Rufina Edith Villa, the Nahuatl leader who manages Hotel Taselotzin, said: “In a council meeting we considered this dream [Hotel Taselotzin]. What we wanted was to have our own resources, and not depend on any institution.”

More than 100 indigenous families benefit from the profits of the hotel, which enables indigenous women to be empowered. All profits are distributed among the community members, depending on their participation, during the annual meetings. The crafts are sold under a fair-trade policy and these profits are invested into a fund established to encourage continual product development. In addition, the hotel has its own microcredit system, which is accessible to all members in case of need.

The women say that each room at Hotel Taselotzin and each space is embedded in the pacha mama, the mystical earth mother. The spirit of the pacha mama is said to sip into the rooms, blessing the mountains and Cuetzalan.

Sustainability is a natural part of everything the women’s collective do at Hotel Taselotzin. The hotel participates in composting, and the women also support and partcipate in the conservation of green spaces.

Rufina Edith Villa added: “This place is rooted in nature and our hotel is like a plant, if we do not take care of it, it can wither. It is up to us.”

Hotel Taselotzin does not currently have its own website but rooms can be booked via Booking.com and other online travel companies

Rosa Medea is Life & Soul Magazine’s Chief.
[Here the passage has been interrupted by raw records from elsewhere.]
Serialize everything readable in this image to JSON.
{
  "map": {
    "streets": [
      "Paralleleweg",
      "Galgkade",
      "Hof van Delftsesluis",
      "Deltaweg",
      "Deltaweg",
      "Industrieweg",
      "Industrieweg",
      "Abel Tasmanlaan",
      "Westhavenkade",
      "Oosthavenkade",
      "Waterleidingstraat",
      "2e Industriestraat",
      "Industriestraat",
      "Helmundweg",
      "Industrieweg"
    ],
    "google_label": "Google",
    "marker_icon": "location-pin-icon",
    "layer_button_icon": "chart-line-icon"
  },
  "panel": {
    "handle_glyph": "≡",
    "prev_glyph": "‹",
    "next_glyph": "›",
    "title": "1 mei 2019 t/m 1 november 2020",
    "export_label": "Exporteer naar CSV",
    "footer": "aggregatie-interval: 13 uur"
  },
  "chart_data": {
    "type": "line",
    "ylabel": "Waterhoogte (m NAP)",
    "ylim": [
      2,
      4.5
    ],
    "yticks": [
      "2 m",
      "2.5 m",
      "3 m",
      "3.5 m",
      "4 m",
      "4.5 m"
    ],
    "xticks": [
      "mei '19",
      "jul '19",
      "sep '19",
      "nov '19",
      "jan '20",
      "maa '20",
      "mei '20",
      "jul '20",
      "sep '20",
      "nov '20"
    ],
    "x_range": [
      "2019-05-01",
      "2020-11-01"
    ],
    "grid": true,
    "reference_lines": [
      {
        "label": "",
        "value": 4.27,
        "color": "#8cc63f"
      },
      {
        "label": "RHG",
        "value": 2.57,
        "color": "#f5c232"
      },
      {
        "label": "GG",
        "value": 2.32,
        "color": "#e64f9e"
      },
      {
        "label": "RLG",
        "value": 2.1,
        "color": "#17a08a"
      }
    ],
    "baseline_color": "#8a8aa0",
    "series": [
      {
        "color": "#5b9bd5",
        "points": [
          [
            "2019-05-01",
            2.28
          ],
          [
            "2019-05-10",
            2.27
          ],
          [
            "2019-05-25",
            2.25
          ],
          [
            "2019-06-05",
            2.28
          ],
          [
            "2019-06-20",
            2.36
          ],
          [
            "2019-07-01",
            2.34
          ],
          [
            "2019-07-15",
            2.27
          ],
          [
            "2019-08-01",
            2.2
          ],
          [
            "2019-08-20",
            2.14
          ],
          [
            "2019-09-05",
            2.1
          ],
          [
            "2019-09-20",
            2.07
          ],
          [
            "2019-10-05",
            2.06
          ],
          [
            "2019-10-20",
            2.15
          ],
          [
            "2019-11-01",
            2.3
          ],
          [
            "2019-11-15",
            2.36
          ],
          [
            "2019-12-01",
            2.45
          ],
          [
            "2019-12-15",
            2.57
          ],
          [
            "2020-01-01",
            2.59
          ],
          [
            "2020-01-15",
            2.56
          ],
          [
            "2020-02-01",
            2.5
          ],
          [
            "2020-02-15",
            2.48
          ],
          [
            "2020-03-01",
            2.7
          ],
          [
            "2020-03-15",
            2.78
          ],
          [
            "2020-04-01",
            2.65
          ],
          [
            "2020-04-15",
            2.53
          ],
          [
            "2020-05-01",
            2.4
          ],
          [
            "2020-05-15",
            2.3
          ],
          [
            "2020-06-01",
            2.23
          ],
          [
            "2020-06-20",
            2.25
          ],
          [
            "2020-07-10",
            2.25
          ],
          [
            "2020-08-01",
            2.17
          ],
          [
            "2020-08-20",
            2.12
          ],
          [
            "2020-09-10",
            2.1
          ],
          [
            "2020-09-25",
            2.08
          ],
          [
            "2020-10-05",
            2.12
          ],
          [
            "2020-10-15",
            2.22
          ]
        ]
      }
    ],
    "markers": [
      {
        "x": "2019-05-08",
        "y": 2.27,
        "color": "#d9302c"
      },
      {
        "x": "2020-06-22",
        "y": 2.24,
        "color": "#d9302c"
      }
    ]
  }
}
She writes about lifestyles including sustainable and green living. She also offers content services to businesses and individuals at Rosamedea.com